Answer- These tissues rely on the hexokinase catalyzed phosphorylation of glucose for energy metabolism. They do not take up fructose from the circulation since they lack both fructokinase and GLUT2. Fructose does increase hepatic fatty acid production and serum lipids and these can be utilized in muscle. However, dyslipidemia is not a desirable situation.
Q.10- Fructose has often been suggested as a treatment for hypoglycemia. There are several good reasons to discourage this. Briefly explain the reasons.
Answer- Firstly the formation of glucose from Fructose is not an immediate process and
Figure 8- showing the fructose metabolism and energy expenditure
Secondly the conversion of fructose to glucose uses 2 ATPs. One ATP is spent at the first step for the formation of fructose-1-P and the second ATP is spent for the conversion of Glyceraldehyde to Glyceraldehyde-3-p (Figure 8).Normal hepatic activity alone utilizes all of the liver’s ATP-synthesizing capacity. There is no good reason to increase hepatic ATP utilization. Glucose metabolism on the other hand produces ATP instead of utilizing.
Moreover fructose is not a direct energy source for brain and muscle as these tissue lack fructokinase and fructose transporters while Glucose is a preferred fuel for brain and can be utilized in almost all the calls of the body. Hence Glucose (also called dextrose) instead of fructose can be given orally or intravenously depending upon the situation to treat hypoglycemia.

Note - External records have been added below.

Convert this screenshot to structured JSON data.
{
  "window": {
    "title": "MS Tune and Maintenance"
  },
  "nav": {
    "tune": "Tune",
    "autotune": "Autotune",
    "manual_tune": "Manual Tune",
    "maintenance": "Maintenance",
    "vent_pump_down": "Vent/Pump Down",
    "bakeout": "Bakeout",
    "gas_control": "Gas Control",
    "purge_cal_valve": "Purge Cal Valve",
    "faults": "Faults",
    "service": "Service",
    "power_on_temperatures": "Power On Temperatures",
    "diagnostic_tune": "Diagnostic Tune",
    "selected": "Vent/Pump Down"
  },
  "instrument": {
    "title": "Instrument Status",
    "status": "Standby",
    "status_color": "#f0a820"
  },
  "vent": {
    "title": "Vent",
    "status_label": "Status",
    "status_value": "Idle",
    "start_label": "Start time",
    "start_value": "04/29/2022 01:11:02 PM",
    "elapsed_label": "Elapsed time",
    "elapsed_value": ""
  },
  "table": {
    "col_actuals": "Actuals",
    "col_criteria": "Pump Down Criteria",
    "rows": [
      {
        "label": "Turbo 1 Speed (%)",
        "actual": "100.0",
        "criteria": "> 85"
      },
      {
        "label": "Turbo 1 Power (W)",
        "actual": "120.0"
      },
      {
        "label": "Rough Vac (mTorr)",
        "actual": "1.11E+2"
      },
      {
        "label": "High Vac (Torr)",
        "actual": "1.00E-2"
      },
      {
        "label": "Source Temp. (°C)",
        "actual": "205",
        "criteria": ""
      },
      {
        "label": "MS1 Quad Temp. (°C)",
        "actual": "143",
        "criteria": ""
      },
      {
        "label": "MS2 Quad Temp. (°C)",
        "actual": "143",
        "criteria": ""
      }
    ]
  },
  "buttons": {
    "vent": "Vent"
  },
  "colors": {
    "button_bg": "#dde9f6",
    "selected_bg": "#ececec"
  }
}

Q-11 -Parenteral feeding with solutions containing fructose can result in blood fructose concentrations that are several times higher than can be achieved with an oral load. What is the reason for this?
Answer- Since the rate of entry into the hepatocyte is dependent on the fructose gradient across the cell, intravenous loading results in initial increased entry into the liver and increased formation of F1P. Since the rate of formation of F1P is much faster than its further metabolism,the accumulated fructose-1P, restricts further flow of fructose in to the cells with the resultant increase in the circulating fructose load.
The toxic effects of F1P can also be exhibited in the form of hyperuricemia and hyperuricosuria by the mechanisms described separately.
Please help "Biochemistry for Medics" by CLICKING ON THE ADVERTISEMENTS above!